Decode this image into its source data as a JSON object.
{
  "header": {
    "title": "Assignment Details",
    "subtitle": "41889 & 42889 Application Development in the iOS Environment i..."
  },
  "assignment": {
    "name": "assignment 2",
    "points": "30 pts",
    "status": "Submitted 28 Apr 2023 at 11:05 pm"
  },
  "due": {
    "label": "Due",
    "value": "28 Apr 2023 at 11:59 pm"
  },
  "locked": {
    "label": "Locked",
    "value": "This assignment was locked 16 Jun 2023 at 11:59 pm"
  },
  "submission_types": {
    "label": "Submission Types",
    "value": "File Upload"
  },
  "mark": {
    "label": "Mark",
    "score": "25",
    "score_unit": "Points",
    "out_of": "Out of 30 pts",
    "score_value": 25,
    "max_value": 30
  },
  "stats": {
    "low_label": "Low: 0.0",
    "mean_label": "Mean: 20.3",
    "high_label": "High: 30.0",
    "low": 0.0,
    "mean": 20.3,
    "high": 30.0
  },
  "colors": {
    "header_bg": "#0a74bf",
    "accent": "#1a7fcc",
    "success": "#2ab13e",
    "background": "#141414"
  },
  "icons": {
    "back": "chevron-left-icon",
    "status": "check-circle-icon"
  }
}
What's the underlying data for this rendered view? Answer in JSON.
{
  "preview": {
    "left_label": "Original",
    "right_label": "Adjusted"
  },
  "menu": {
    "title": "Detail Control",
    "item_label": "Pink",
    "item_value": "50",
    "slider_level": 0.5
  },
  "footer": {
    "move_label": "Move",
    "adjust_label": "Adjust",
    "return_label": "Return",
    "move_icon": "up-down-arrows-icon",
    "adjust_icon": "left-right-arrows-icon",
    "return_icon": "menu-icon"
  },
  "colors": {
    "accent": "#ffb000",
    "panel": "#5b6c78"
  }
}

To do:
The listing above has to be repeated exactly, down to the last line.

Written answer:
Decode this image into its source data as a JSON object.
{
  "header": {
    "title": "Assignment Details",
    "subtitle": "41889 & 42889 Application Development in the iOS Environment i..."
  },
  "assignment": {
    "name": "assignment 2",
    "points": "30 pts",
    "status": "Submitted 28 Apr 2023 at 11:05 pm"
  },
  "due": {
    "label": "Due",
    "value": "28 Apr 2023 at 11:59 pm"
  },
  "locked": {
    "label": "Locked",
    "value": "This assignment was locked 16 Jun 2023 at 11:59 pm"
  },
  "submission_types": {
    "label": "Submission Types",
    "value": "File Upload"
  },
  "mark": {
    "label": "Mark",
    "score": "25",
    "score_unit": "Points",
    "out_of": "Out of 30 pts",
    "score_value": 25,
    "max_value": 30
  },
  "stats": {
    "low_label": "Low: 0.0",
    "mean_label": "Mean: 20.3",
    "high_label": "High: 30.0",
    "low": 0.0,
    "mean": 20.3,
    "high": 30.0
  },
  "colors": {
    "header_bg": "#0a74bf",
    "accent": "#1a7fcc",
    "success": "#2ab13e",
    "background": "#141414"
  },
  "icons": {
    "back": "chevron-left-icon",
    "status": "check-circle-icon"
  }
}
What's the underlying data for this rendered view? Answer in JSON.
{
  "preview": {
    "left_label": "Original",
    "right_label": "Adjusted"
  },
  "menu": {
    "title": "Detail Control",
    "item_label": "Pink",
    "item_value": "50",
    "slider_level": 0.5
  },
  "footer": {
    "move_label": "Move",
    "adjust_label": "Adjust",
    "return_label": "Return",
    "move_icon": "up-down-arrows-icon",
    "adjust_icon": "left-right-arrows-icon",
    "return_icon": "menu-icon"
  },
  "colors": {
    "accent": "#ffb000",
    "panel": "#5b6c78"
  }
}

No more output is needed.